= Data excerpts =
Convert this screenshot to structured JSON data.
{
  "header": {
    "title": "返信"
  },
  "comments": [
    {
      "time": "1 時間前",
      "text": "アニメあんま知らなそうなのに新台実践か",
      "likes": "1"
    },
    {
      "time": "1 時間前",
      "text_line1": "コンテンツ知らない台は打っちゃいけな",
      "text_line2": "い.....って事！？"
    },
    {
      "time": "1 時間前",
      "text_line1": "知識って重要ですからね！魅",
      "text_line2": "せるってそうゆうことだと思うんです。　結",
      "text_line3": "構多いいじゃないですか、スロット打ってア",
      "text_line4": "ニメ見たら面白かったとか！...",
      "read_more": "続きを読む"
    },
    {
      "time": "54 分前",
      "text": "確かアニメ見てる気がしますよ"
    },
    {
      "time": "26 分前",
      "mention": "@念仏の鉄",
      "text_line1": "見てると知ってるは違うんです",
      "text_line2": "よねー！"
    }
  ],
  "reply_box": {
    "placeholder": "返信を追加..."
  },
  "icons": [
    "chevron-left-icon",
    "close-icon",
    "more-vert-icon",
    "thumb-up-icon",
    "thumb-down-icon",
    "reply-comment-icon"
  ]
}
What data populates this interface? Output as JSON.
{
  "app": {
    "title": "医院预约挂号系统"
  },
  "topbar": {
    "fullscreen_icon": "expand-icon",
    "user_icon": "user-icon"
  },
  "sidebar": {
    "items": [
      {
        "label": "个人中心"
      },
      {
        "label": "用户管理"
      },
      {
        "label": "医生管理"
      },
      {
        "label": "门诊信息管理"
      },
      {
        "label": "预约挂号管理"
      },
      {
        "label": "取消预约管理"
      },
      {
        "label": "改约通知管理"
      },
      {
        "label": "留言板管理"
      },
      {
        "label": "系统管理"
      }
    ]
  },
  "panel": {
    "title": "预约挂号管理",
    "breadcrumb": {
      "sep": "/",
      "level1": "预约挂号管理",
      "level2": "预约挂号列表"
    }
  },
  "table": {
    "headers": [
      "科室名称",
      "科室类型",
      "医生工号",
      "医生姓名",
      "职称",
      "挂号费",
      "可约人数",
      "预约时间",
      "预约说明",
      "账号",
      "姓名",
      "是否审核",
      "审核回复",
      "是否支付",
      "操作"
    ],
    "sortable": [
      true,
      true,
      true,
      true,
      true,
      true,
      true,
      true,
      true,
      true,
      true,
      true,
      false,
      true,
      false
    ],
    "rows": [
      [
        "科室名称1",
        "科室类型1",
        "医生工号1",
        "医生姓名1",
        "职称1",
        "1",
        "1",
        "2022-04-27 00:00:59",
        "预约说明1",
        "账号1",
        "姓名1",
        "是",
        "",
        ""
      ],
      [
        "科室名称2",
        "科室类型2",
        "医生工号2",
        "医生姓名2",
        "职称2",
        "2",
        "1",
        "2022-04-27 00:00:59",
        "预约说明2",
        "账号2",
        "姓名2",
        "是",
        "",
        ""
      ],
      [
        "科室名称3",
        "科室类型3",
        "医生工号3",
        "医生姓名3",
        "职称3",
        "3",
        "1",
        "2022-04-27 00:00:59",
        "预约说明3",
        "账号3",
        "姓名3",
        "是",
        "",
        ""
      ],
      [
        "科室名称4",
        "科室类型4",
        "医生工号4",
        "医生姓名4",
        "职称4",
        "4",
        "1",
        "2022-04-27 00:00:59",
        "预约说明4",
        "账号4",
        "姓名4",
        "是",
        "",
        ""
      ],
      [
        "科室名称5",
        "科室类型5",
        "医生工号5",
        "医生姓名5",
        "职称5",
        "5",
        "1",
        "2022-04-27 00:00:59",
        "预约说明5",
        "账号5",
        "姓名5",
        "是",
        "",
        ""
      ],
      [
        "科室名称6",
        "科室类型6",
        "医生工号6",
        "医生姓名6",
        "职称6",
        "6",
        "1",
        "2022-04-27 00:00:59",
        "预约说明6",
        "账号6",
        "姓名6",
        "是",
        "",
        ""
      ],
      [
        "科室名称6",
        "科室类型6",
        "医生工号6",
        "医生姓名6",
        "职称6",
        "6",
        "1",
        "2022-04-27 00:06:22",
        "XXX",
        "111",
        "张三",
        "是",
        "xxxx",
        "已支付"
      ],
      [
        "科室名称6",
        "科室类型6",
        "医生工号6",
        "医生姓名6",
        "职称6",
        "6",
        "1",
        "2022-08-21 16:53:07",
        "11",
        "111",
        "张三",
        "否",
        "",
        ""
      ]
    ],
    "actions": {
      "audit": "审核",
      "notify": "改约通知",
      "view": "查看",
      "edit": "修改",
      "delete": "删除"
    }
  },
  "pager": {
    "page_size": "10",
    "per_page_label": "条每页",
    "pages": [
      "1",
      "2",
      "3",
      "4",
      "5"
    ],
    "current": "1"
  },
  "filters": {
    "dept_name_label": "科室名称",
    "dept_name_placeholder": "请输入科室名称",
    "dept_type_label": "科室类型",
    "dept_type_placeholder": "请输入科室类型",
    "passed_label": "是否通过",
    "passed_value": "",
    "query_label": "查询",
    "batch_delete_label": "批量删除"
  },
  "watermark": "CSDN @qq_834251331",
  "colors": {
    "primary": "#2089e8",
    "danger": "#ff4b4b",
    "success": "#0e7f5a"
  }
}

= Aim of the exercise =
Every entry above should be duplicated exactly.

= Output below =
Convert this screenshot to structured JSON data.
{
  "header": {
    "title": "返信"
  },
  "comments": [
    {
      "time": "1 時間前",
      "text": "アニメあんま知らなそうなのに新台実践か",
      "likes": "1"
    },
    {
      "time": "1 時間前",
      "text_line1": "コンテンツ知らない台は打っちゃいけな",
      "text_line2": "い.....って事！？"
    },
    {
      "time": "1 時間前",
      "text_line1": "知識って重要ですからね！魅",
      "text_line2": "せるってそうゆうことだと思うんです。　結",
      "text_line3": "構多いいじゃないですか、スロット打ってア",
      "text_line4": "ニメ見たら面白かったとか！...",
      "read_more": "続きを読む"
    },
    {
      "time": "54 分前",
      "text": "確かアニメ見てる気がしますよ"
    },
    {
      "time": "26 分前",
      "mention": "@念仏の鉄",
      "text_line1": "見てると知ってるは違うんです",
      "text_line2": "よねー！"
    }
  ],
  "reply_box": {
    "placeholder": "返信を追加..."
  },
  "icons": [
    "chevron-left-icon",
    "close-icon",
    "more-vert-icon",
    "thumb-up-icon",
    "thumb-down-icon",
    "reply-comment-icon"
  ]
}
What data populates this interface? Output as JSON.
{
  "app": {
    "title": "医院预约挂号系统"
  },
  "topbar": {
    "fullscreen_icon": "expand-icon",
    "user_icon": "user-icon"
  },
  "sidebar": {
    "items": [
      {
        "label": "个人中心"
      },
      {
        "label": "用户管理"
      },
      {
        "label": "医生管理"
      },
      {
        "label": "门诊信息管理"
      },
      {
        "label": "预约挂号管理"
      },
      {
        "label": "取消预约管理"
      },
      {
        "label": "改约通知管理"
      },
      {
        "label": "留言板管理"
      },
      {
        "label": "系统管理"
      }
    ]
  },
  "panel": {
    "title": "预约挂号管理",
    "breadcrumb": {
      "sep": "/",
      "level1": "预约挂号管理",
      "level2": "预约挂号列表"
    }
  },
  "table": {
    "headers": [
      "科室名称",
      "科室类型",
      "医生工号",
      "医生姓名",
      "职称",
      "挂号费",
      "可约人数",
      "预约时间",
      "预约说明",
      "账号",
      "姓名",
      "是否审核",
      "审核回复",
      "是否支付",
      "操作"
    ],
    "sortable": [
      true,
      true,
      true,
      true,
      true,
      true,
      true,
      true,
      true,
      true,
      true,
      true,
      false,
      true,
      false
    ],
    "rows": [
      [
        "科室名称1",
        "科室类型1",
        "医生工号1",
        "医生姓名1",
        "职称1",
        "1",
        "1",
        "2022-04-27 00:00:59",
        "预约说明1",
        "账号1",
        "姓名1",
        "是",
        "",
        ""
      ],
      [
        "科室名称2",
        "科室类型2",
        "医生工号2",
        "医生姓名2",
        "职称2",
        "2",
        "1",
        "2022-04-27 00:00:59",
        "预约说明2",
        "账号2",
        "姓名2",
        "是",
        "",
        ""
      ],
      [
        "科室名称3",
        "科室类型3",
        "医生工号3",
        "医生姓名3",
        "职称3",
        "3",
        "1",
        "2022-04-27 00:00:59",
        "预约说明3",
        "账号3",
        "姓名3",
        "是",
        "",
        ""
      ],
      [
        "科室名称4",
        "科室类型4",
        "医生工号4",
        "医生姓名4",
        "职称4",
        "4",
        "1",
        "2022-04-27 00:00:59",
        "预约说明4",
        "账号4",
        "姓名4",
        "是",
        "",
        ""
      ],
      [
        "科室名称5",
        "科室类型5",
        "医生工号5",
        "医生姓名5",
        "职称5",
        "5",
        "1",
        "2022-04-27 00:00:59",
        "预约说明5",
        "账号5",
        "姓名5",
        "是",
        "",
        ""
      ],
      [
        "科室名称6",
        "科室类型6",
        "医生工号6",
        "医生姓名6",
        "职称6",
        "6",
        "1",
        "2022-04-27 00:00:59",
        "预约说明6",
        "账号6",
        "姓名6",
        "是",
        "",
        ""
      ],
      [
        "科室名称6",
        "科室类型6",
        "医生工号6",
        "医生姓名6",
        "职称6",
        "6",
        "1",
        "2022-04-27 00:06:22",
        "XXX",
        "111",
        "张三",
        "是",
        "xxxx",
        "已支付"
      ],
      [
        "科室名称6",
        "科室类型6",
        "医生工号6",
        "医生姓名6",
        "职称6",
        "6",
        "1",
        "2022-08-21 16:53:07",
        "11",
        "111",
        "张三",
        "否",
        "",
        ""
      ]
    ],
    "actions": {
      "audit": "审核",
      "notify": "改约通知",
      "view": "查看",
      "edit": "修改",
      "delete": "删除"
    }
  },
  "pager": {
    "page_size": "10",
    "per_page_label": "条每页",
    "pages": [
      "1",
      "2",
      "3",
      "4",
      "5"
    ],
    "current": "1"
  },
  "filters": {
    "dept_name_label": "科室名称",
    "dept_name_placeholder": "请输入科室名称",
    "dept_type_label": "科室类型",
    "dept_type_placeholder": "请输入科室类型",
    "passed_label": "是否通过",
    "passed_value": "",
    "query_label": "查询",
    "batch_delete_label": "批量删除"
  },
  "watermark": "CSDN @qq_834251331",
  "colors": {
    "primary": "#2089e8",
    "danger": "#ff4b4b",
    "success": "#0e7f5a"
  }
}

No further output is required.